> [WHAT TO WORK ON]: The answer is all of the entries below, repeated exactly and free of pictures.
*** MATERIAL TO PROCESS ***
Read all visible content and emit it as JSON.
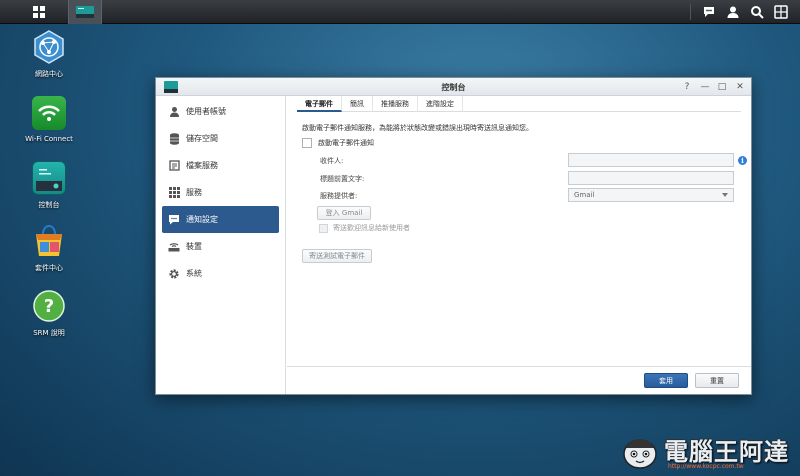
{
  "taskbar": {
    "main_menu_icon": "grid-icon",
    "open_app_icon": "control-panel-icon",
    "right_icons": [
      "chat-icon",
      "user-icon",
      "search-icon",
      "widgets-icon"
    ]
  },
  "desktop": {
    "icons": [
      {
        "label": "網路中心",
        "icon": "network-center-icon"
      },
      {
        "label": "Wi-Fi Connect",
        "icon": "wifi-icon"
      },
      {
        "label": "控制台",
        "icon": "control-panel-icon"
      },
      {
        "label": "套件中心",
        "icon": "package-center-icon"
      },
      {
        "label": "SRM 說明",
        "icon": "help-icon"
      }
    ]
  },
  "window": {
    "title": "控制台",
    "controls": [
      "?",
      "—",
      "□",
      "✕"
    ],
    "sidebar": {
      "items": [
        {
          "label": "使用者帳號",
          "icon": "user-icon"
        },
        {
          "label": "儲存空間",
          "icon": "database-icon"
        },
        {
          "label": "檔案服務",
          "icon": "file-services-icon"
        },
        {
          "label": "服務",
          "icon": "services-grid-icon"
        },
        {
          "label": "通知設定",
          "icon": "notification-icon"
        },
        {
          "label": "裝置",
          "icon": "router-icon"
        },
        {
          "label": "系統",
          "icon": "gear-icon"
        }
      ],
      "active_index": 4
    },
    "tabs": [
      "電子郵件",
      "簡訊",
      "推播服務",
      "進階設定"
    ],
    "active_tab": 0,
    "email": {
      "description": "啟動電子郵件通知服務，為能將於狀態改變或錯誤出現時寄送訊息通知您。",
      "enable_label": "啟動電子郵件通知",
      "enable_checked": false,
      "recipient_label": "收件人:",
      "recipient_value": "",
      "subject_prefix_label": "標題前置文字:",
      "subject_prefix_value": "",
      "provider_label": "服務提供者:",
      "provider_value": "Gmail",
      "login_button": "登入 Gmail",
      "welcome_label": "寄送歡迎訊息給新使用者",
      "send_test_button": "寄送測試電子郵件"
    },
    "footer": {
      "apply_label": "套用",
      "reset_label": "重置"
    }
  },
  "watermark": {
    "brand": "電腦王阿達",
    "url": "http://www.kocpc.com.tw"
  },
  "colors": {
    "accent": "#2d5a8e",
    "info": "#2f7ed8"
  }
}
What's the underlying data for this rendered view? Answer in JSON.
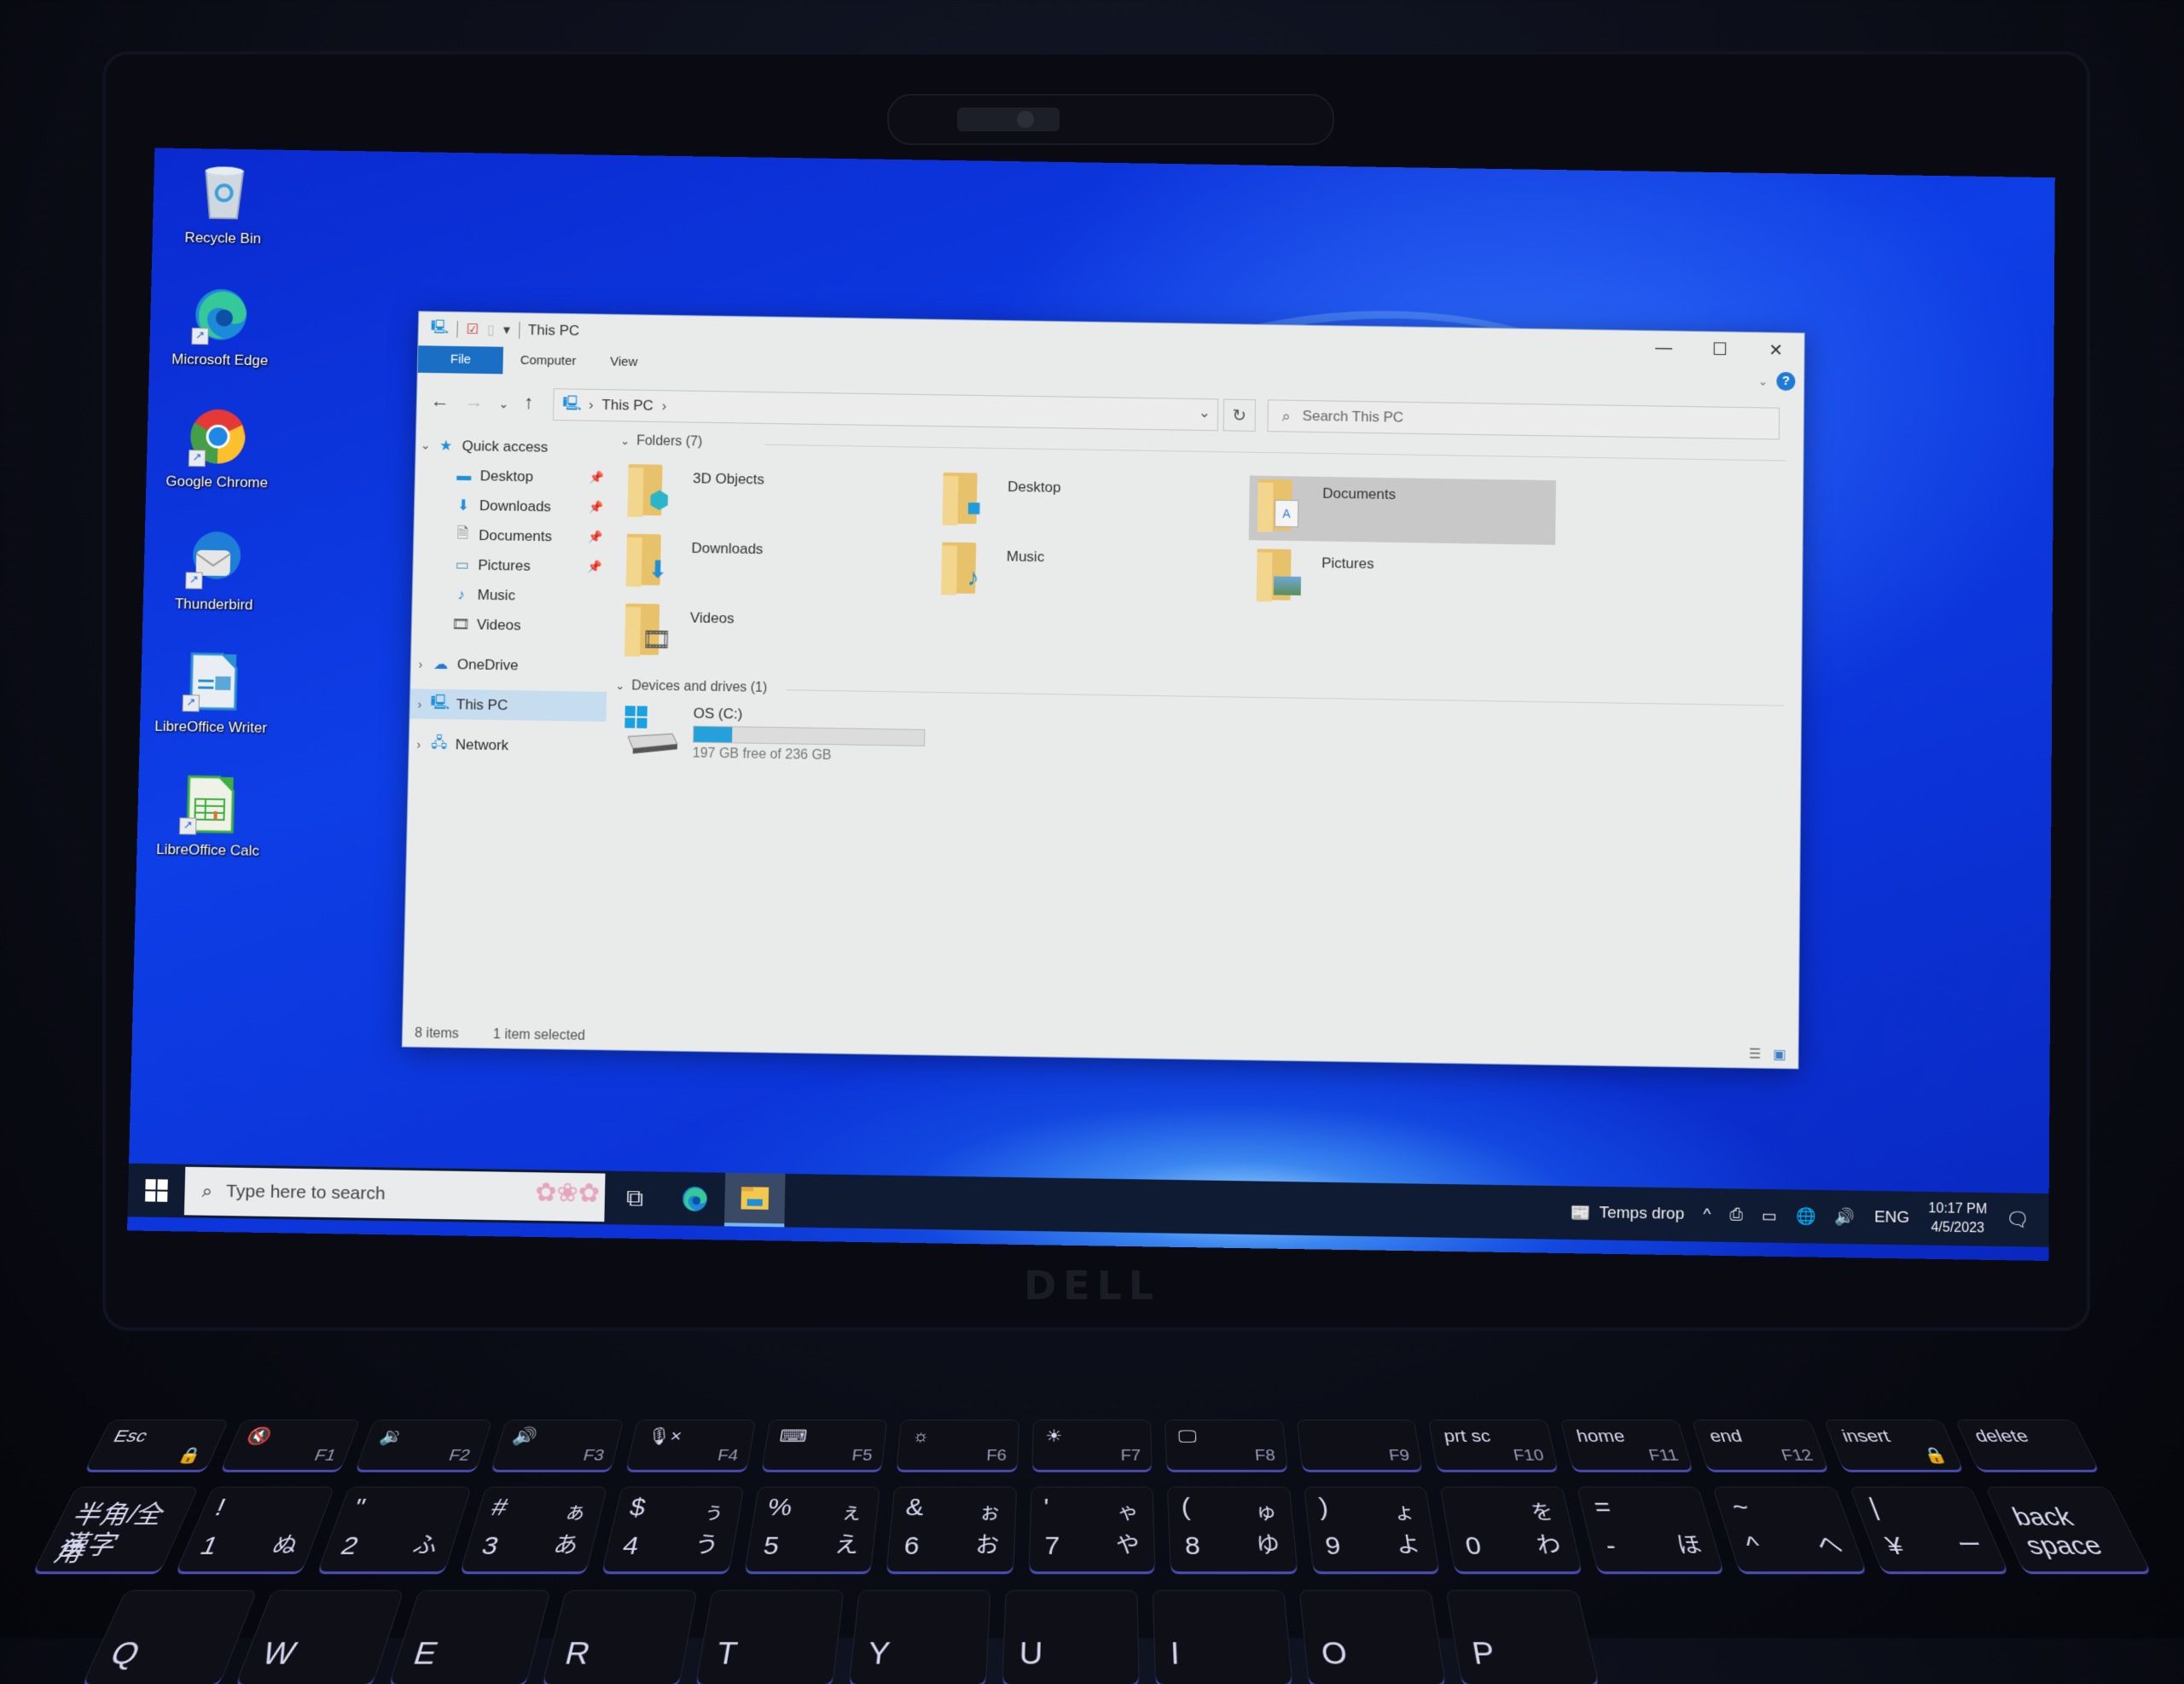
{
  "desktop": {
    "icons": [
      {
        "label": "Recycle Bin",
        "icon": "recycle-bin-icon",
        "shortcut": false
      },
      {
        "label": "Microsoft Edge",
        "icon": "edge-icon",
        "shortcut": true
      },
      {
        "label": "Google Chrome",
        "icon": "chrome-icon",
        "shortcut": true
      },
      {
        "label": "Thunderbird",
        "icon": "thunderbird-icon",
        "shortcut": true
      },
      {
        "label": "LibreOffice Writer",
        "icon": "libreoffice-writer-icon",
        "shortcut": true
      },
      {
        "label": "LibreOffice Calc",
        "icon": "libreoffice-calc-icon",
        "shortcut": true
      }
    ]
  },
  "explorer": {
    "title": "This PC",
    "ribbon_tabs": [
      "File",
      "Computer",
      "View"
    ],
    "window_controls": {
      "minimize": "—",
      "maximize": "☐",
      "close": "✕"
    },
    "address": {
      "segments": [
        "This PC"
      ],
      "separator": "›"
    },
    "search_placeholder": "Search This PC",
    "help_label": "?",
    "nav_pane": {
      "quick_access": {
        "label": "Quick access",
        "items": [
          {
            "label": "Desktop",
            "pinned": true
          },
          {
            "label": "Downloads",
            "pinned": true
          },
          {
            "label": "Documents",
            "pinned": true
          },
          {
            "label": "Pictures",
            "pinned": true
          },
          {
            "label": "Music",
            "pinned": false
          },
          {
            "label": "Videos",
            "pinned": false
          }
        ]
      },
      "roots": [
        {
          "label": "OneDrive",
          "selected": false
        },
        {
          "label": "This PC",
          "selected": true
        },
        {
          "label": "Network",
          "selected": false
        }
      ]
    },
    "folders_header": "Folders (7)",
    "folders": [
      {
        "name": "3D Objects",
        "selected": false
      },
      {
        "name": "Desktop",
        "selected": false
      },
      {
        "name": "Documents",
        "selected": true
      },
      {
        "name": "Downloads",
        "selected": false
      },
      {
        "name": "Music",
        "selected": false
      },
      {
        "name": "Pictures",
        "selected": false
      },
      {
        "name": "Videos",
        "selected": false
      }
    ],
    "drives_header": "Devices and drives (1)",
    "drives": [
      {
        "name": "OS (C:)",
        "free_text": "197 GB free of 236 GB",
        "used_fraction": 0.165
      }
    ],
    "status": {
      "item_count": "8 items",
      "selection": "1 item selected"
    }
  },
  "taskbar": {
    "search_placeholder": "Type here to search",
    "apps": [
      {
        "name": "Task View",
        "active": false
      },
      {
        "name": "Microsoft Edge",
        "active": false
      },
      {
        "name": "File Explorer",
        "active": true
      }
    ],
    "news_widget": "Temps drop",
    "language": "ENG",
    "time": "10:17 PM",
    "date": "4/5/2023"
  },
  "hardware": {
    "brand": "DELL",
    "function_keys": [
      {
        "label": "Esc",
        "sub": "🔒"
      },
      {
        "label": "🔇",
        "sub": "F1"
      },
      {
        "label": "🔉",
        "sub": "F2"
      },
      {
        "label": "🔊",
        "sub": "F3"
      },
      {
        "label": "🎙×",
        "sub": "F4"
      },
      {
        "label": "⌨",
        "sub": "F5"
      },
      {
        "label": "☼",
        "sub": "F6"
      },
      {
        "label": "☀",
        "sub": "F7"
      },
      {
        "label": "🖵",
        "sub": "F8"
      },
      {
        "label": "",
        "sub": "F9"
      },
      {
        "label": "prt sc",
        "sub": "F10"
      },
      {
        "label": "home",
        "sub": "F11"
      },
      {
        "label": "end",
        "sub": "F12"
      },
      {
        "label": "insert",
        "sub": "🔒"
      },
      {
        "label": "delete",
        "sub": ""
      }
    ],
    "number_keys": [
      {
        "top": "半角/全角",
        "main": "漢字",
        "kana_top": "",
        "kana": ""
      },
      {
        "top": "!",
        "main": "1",
        "kana_top": "",
        "kana": "ぬ"
      },
      {
        "top": "\"",
        "main": "2",
        "kana_top": "",
        "kana": "ふ"
      },
      {
        "top": "#",
        "main": "3",
        "kana_top": "ぁ",
        "kana": "あ"
      },
      {
        "top": "$",
        "main": "4",
        "kana_top": "ぅ",
        "kana": "う"
      },
      {
        "top": "%",
        "main": "5",
        "kana_top": "ぇ",
        "kana": "え"
      },
      {
        "top": "&",
        "main": "6",
        "kana_top": "ぉ",
        "kana": "お"
      },
      {
        "top": "'",
        "main": "7",
        "kana_top": "ゃ",
        "kana": "や"
      },
      {
        "top": "(",
        "main": "8",
        "kana_top": "ゅ",
        "kana": "ゆ"
      },
      {
        "top": ")",
        "main": "9",
        "kana_top": "ょ",
        "kana": "よ"
      },
      {
        "top": "",
        "main": "0",
        "kana_top": "を",
        "kana": "わ"
      },
      {
        "top": "=",
        "main": "-",
        "kana_top": "",
        "kana": "ほ"
      },
      {
        "top": "~",
        "main": "^",
        "kana_top": "",
        "kana": "へ"
      },
      {
        "top": "|",
        "main": "¥",
        "kana_top": "",
        "kana": "ー"
      },
      {
        "top": "",
        "main": "back space",
        "kana_top": "",
        "kana": ""
      }
    ],
    "letter_keys": [
      "Q",
      "W",
      "E",
      "R",
      "T",
      "Y",
      "U",
      "I",
      "O",
      "P"
    ]
  }
}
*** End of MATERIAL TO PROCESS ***
> [SOLUTION FOR THIS PROBLEM]:
Read all visible content and emit it as JSON.
{
  "taskbar": {
    "main_menu_icon": "grid-icon",
    "open_app_icon": "control-panel-icon",
    "right_icons": [
      "chat-icon",
      "user-icon",
      "search-icon",
      "widgets-icon"
    ]
  },
  "desktop": {
    "icons": [
      {
        "label": "網路中心",
        "icon": "network-center-icon"
      },
      {
        "label": "Wi-Fi Connect",
        "icon": "wifi-icon"
      },
      {
        "label": "控制台",
        "icon": "control-panel-icon"
      },
      {
        "label": "套件中心",
        "icon": "package-center-icon"
      },
      {
        "label": "SRM 說明",
        "icon": "help-icon"
      }
    ]
  },
  "window": {
    "title": "控制台",
    "controls": [
      "?",
      "—",
      "□",
      "✕"
    ],
    "sidebar": {
      "items": [
        {
          "label": "使用者帳號",
          "icon": "user-icon"
        },
        {
          "label": "儲存空間",
          "icon": "database-icon"
        },
        {
          "label": "檔案服務",
          "icon": "file-services-icon"
        },
        {
          "label": "服務",
          "icon": "services-grid-icon"
        },
        {
          "label": "通知設定",
          "icon": "notification-icon"
        },
        {
          "label": "裝置",
          "icon": "router-icon"
        },
        {
          "label": "系統",
          "icon": "gear-icon"
        }
      ],
      "active_index": 4
    },
    "tabs": [
      "電子郵件",
      "簡訊",
      "推播服務",
      "進階設定"
    ],
    "active_tab": 0,
    "email": {
      "description": "啟動電子郵件通知服務，為能將於狀態改變或錯誤出現時寄送訊息通知您。",
      "enable_label": "啟動電子郵件通知",
      "enable_checked": false,
      "recipient_label": "收件人:",
      "recipient_value": "",
      "subject_prefix_label": "標題前置文字:",
      "subject_prefix_value": "",
      "provider_label": "服務提供者:",
      "provider_value": "Gmail",
      "login_button": "登入 Gmail",
      "welcome_label": "寄送歡迎訊息給新使用者",
      "send_test_button": "寄送測試電子郵件"
    },
    "footer": {
      "apply_label": "套用",
      "reset_label": "重置"
    }
  },
  "watermark": {
    "brand": "電腦王阿達",
    "url": "http://www.kocpc.com.tw"
  },
  "colors": {
    "accent": "#2d5a8e",
    "info": "#2f7ed8"
  }
}
What's the underlying data for this rendered view? Answer in JSON.
{
  "desktop": {
    "icons": [
      {
        "label": "Recycle Bin",
        "icon": "recycle-bin-icon",
        "shortcut": false
      },
      {
        "label": "Microsoft Edge",
        "icon": "edge-icon",
        "shortcut": true
      },
      {
        "label": "Google Chrome",
        "icon": "chrome-icon",
        "shortcut": true
      },
      {
        "label": "Thunderbird",
        "icon": "thunderbird-icon",
        "shortcut": true
      },
      {
        "label": "LibreOffice Writer",
        "icon": "libreoffice-writer-icon",
        "shortcut": true
      },
      {
        "label": "LibreOffice Calc",
        "icon": "libreoffice-calc-icon",
        "shortcut": true
      }
    ]
  },
  "explorer": {
    "title": "This PC",
    "ribbon_tabs": [
      "File",
      "Computer",
      "View"
    ],
    "window_controls": {
      "minimize": "—",
      "maximize": "☐",
      "close": "✕"
    },
    "address": {
      "segments": [
        "This PC"
      ],
      "separator": "›"
    },
    "search_placeholder": "Search This PC",
    "help_label": "?",
    "nav_pane": {
      "quick_access": {
        "label": "Quick access",
        "items": [
          {
            "label": "Desktop",
            "pinned": true
          },
          {
            "label": "Downloads",
            "pinned": true
          },
          {
            "label": "Documents",
            "pinned": true
          },
          {
            "label": "Pictures",
            "pinned": true
          },
          {
            "label": "Music",
            "pinned": false
          },
          {
            "label": "Videos",
            "pinned": false
          }
        ]
      },
      "roots": [
        {
          "label": "OneDrive",
          "selected": false
        },
        {
          "label": "This PC",
          "selected": true
        },
        {
          "label": "Network",
          "selected": false
        }
      ]
    },
    "folders_header": "Folders (7)",
    "folders": [
      {
        "name": "3D Objects",
        "selected": false
      },
      {
        "name": "Desktop",
        "selected": false
      },
      {
        "name": "Documents",
        "selected": true
      },
      {
        "name": "Downloads",
        "selected": false
      },
      {
        "name": "Music",
        "selected": false
      },
      {
        "name": "Pictures",
        "selected": false
      },
      {
        "name": "Videos",
        "selected": false
      }
    ],
    "drives_header": "Devices and drives (1)",
    "drives": [
      {
        "name": "OS (C:)",
        "free_text": "197 GB free of 236 GB",
        "used_fraction": 0.165
      }
    ],
    "status": {
      "item_count": "8 items",
      "selection": "1 item selected"
    }
  },
  "taskbar": {
    "search_placeholder": "Type here to search",
    "apps": [
      {
        "name": "Task View",
        "active": false
      },
      {
        "name": "Microsoft Edge",
        "active": false
      },
      {
        "name": "File Explorer",
        "active": true
      }
    ],
    "news_widget": "Temps drop",
    "language": "ENG",
    "time": "10:17 PM",
    "date": "4/5/2023"
  },
  "hardware": {
    "brand": "DELL",
    "function_keys": [
      {
        "label": "Esc",
        "sub": "🔒"
      },
      {
        "label": "🔇",
        "sub": "F1"
      },
      {
        "label": "🔉",
        "sub": "F2"
      },
      {
        "label": "🔊",
        "sub": "F3"
      },
      {
        "label": "🎙×",
        "sub": "F4"
      },
      {
        "label": "⌨",
        "sub": "F5"
      },
      {
        "label": "☼",
        "sub": "F6"
      },
      {
        "label": "☀",
        "sub": "F7"
      },
      {
        "label": "🖵",
        "sub": "F8"
      },
      {
        "label": "",
        "sub": "F9"
      },
      {
        "label": "prt sc",
        "sub": "F10"
      },
      {
        "label": "home",
        "sub": "F11"
      },
      {
        "label": "end",
        "sub": "F12"
      },
      {
        "label": "insert",
        "sub": "🔒"
      },
      {
        "label": "delete",
        "sub": ""
      }
    ],
    "number_keys": [
      {
        "top": "半角/全角",
        "main": "漢字",
        "kana_top": "",
        "kana": ""
      },
      {
        "top": "!",
        "main": "1",
        "kana_top": "",
        "kana": "ぬ"
      },
      {
        "top": "\"",
        "main": "2",
        "kana_top": "",
        "kana": "ふ"
      },
      {
        "top": "#",
        "main": "3",
        "kana_top": "ぁ",
        "kana": "あ"
      },
      {
        "top": "$",
        "main": "4",
        "kana_top": "ぅ",
        "kana": "う"
      },
      {
        "top": "%",
        "main": "5",
        "kana_top": "ぇ",
        "kana": "え"
      },
      {
        "top": "&",
        "main": "6",
        "kana_top": "ぉ",
        "kana": "お"
      },
      {
        "top": "'",
        "main": "7",
        "kana_top": "ゃ",
        "kana": "や"
      },
      {
        "top": "(",
        "main": "8",
        "kana_top": "ゅ",
        "kana": "ゆ"
      },
      {
        "top": ")",
        "main": "9",
        "kana_top": "ょ",
        "kana": "よ"
      },
      {
        "top": "",
        "main": "0",
        "kana_top": "を",
        "kana": "わ"
      },
      {
        "top": "=",
        "main": "-",
        "kana_top": "",
        "kana": "ほ"
      },
      {
        "top": "~",
        "main": "^",
        "kana_top": "",
        "kana": "へ"
      },
      {
        "top": "|",
        "main": "¥",
        "kana_top": "",
        "kana": "ー"
      },
      {
        "top": "",
        "main": "back space",
        "kana_top": "",
        "kana": ""
      }
    ],
    "letter_keys": [
      "Q",
      "W",
      "E",
      "R",
      "T",
      "Y",
      "U",
      "I",
      "O",
      "P"
    ]
  }
}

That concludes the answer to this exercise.